#### [THE TASK]
For the entries that follow, state how many lines include the word "description", giving the number and nothing else.

_ _ _ _

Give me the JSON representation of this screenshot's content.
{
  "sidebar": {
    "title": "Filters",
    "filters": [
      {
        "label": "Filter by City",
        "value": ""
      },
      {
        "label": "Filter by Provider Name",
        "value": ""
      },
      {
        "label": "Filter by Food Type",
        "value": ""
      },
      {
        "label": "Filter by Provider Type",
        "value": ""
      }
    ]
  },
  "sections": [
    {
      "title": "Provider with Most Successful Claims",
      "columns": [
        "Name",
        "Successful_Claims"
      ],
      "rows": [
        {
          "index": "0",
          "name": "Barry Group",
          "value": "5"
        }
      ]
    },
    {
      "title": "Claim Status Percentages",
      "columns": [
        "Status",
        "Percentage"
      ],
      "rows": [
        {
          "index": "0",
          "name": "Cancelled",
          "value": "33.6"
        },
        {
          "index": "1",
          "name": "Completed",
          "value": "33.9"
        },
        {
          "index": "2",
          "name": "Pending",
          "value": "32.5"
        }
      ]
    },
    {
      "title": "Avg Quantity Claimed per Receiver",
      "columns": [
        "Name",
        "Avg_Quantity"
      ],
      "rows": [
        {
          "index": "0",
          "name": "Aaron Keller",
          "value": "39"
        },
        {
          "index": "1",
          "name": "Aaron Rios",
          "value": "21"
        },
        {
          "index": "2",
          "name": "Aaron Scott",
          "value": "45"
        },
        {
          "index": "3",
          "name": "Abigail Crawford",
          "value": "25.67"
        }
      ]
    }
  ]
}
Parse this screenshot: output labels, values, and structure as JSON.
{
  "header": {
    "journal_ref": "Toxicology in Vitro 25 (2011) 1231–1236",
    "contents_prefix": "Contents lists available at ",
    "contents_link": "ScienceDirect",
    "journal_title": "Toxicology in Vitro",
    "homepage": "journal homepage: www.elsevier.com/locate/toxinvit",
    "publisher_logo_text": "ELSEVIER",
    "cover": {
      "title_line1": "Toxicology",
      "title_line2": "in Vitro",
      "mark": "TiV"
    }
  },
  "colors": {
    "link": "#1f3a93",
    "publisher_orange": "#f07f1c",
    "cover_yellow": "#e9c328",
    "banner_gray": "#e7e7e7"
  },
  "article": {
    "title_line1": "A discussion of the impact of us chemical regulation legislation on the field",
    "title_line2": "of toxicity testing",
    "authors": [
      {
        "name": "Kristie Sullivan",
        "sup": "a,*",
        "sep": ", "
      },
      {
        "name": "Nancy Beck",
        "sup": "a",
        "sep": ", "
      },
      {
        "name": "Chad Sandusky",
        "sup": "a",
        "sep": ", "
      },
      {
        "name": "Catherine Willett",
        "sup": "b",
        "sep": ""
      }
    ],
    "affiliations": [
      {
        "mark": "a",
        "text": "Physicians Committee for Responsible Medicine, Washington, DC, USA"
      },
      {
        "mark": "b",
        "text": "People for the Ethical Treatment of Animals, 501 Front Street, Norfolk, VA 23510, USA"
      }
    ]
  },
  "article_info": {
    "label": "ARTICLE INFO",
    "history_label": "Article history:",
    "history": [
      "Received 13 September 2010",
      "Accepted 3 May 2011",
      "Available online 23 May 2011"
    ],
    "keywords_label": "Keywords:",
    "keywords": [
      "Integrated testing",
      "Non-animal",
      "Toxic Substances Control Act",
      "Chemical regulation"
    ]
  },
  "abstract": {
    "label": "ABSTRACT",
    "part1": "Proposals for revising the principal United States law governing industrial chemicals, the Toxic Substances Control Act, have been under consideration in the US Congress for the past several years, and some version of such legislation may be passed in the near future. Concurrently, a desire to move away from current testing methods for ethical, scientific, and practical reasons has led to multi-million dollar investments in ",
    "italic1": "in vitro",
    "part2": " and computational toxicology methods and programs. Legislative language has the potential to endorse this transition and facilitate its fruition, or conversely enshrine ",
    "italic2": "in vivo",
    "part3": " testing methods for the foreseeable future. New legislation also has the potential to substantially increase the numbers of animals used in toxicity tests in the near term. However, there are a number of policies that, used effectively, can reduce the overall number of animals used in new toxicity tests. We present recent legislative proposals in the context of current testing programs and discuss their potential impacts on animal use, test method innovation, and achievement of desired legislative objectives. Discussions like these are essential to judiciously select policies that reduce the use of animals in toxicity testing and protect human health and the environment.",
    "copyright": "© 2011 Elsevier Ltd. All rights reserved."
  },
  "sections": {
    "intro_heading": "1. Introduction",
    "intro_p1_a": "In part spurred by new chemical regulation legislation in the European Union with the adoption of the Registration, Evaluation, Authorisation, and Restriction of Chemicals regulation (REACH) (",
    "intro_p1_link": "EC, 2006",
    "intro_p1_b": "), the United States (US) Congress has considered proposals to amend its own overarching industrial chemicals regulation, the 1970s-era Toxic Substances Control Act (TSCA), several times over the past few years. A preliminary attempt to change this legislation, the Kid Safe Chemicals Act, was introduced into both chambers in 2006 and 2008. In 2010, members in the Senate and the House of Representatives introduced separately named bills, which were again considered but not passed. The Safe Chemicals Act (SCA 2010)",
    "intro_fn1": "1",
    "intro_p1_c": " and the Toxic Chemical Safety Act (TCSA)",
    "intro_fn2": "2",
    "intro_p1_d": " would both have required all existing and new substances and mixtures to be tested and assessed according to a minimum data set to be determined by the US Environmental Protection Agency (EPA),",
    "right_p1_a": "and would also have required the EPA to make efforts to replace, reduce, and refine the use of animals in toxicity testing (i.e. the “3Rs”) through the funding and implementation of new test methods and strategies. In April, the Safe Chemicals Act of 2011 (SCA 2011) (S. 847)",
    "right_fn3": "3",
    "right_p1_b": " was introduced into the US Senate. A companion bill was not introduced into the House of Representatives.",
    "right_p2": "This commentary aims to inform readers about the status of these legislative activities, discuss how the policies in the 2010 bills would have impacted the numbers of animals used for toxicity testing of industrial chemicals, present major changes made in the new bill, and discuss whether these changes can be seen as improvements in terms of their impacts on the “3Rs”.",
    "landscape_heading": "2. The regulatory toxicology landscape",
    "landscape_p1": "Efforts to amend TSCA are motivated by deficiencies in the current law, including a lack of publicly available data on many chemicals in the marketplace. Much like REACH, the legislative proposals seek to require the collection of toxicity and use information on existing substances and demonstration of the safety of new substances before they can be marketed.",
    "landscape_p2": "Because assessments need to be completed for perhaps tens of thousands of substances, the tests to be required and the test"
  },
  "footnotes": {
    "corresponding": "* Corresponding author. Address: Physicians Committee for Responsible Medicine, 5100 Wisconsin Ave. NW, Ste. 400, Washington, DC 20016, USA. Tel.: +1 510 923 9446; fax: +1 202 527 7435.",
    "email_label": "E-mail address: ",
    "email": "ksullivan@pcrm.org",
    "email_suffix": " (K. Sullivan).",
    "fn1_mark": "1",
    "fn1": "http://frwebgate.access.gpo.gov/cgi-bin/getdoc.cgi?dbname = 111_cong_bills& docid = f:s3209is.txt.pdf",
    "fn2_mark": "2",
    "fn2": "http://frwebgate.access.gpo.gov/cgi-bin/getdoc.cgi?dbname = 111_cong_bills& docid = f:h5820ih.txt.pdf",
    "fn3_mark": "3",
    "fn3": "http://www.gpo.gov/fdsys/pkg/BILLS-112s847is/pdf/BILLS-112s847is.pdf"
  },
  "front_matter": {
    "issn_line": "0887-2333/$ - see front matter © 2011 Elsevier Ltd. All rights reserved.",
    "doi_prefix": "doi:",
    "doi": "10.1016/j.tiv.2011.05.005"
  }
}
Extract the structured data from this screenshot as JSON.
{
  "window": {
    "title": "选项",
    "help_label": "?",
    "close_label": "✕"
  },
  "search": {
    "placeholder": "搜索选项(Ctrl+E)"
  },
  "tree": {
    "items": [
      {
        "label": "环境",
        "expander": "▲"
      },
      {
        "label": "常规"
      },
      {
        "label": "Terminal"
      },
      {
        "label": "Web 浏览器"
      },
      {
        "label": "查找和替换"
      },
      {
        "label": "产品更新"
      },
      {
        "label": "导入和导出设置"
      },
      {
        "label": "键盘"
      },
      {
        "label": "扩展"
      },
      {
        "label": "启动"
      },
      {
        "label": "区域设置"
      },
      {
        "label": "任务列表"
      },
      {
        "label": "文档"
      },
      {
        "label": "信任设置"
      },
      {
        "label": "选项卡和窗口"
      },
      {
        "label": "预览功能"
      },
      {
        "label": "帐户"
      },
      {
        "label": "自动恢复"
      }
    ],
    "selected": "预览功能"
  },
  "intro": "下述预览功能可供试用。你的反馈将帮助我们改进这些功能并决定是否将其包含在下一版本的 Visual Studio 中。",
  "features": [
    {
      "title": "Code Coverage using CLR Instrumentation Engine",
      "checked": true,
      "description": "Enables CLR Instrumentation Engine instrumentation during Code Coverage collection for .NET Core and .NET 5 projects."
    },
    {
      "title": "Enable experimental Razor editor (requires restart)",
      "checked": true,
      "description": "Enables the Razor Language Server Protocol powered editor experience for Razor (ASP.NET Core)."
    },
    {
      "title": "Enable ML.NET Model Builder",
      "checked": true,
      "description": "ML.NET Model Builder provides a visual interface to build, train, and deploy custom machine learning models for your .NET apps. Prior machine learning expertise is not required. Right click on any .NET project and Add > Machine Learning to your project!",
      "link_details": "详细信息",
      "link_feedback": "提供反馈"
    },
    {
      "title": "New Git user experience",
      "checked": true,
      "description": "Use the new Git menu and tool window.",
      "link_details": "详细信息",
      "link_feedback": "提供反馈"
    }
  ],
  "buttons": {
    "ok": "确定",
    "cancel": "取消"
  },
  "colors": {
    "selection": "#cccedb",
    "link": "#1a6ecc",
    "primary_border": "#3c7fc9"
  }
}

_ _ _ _

#### [THE ANSWER]
4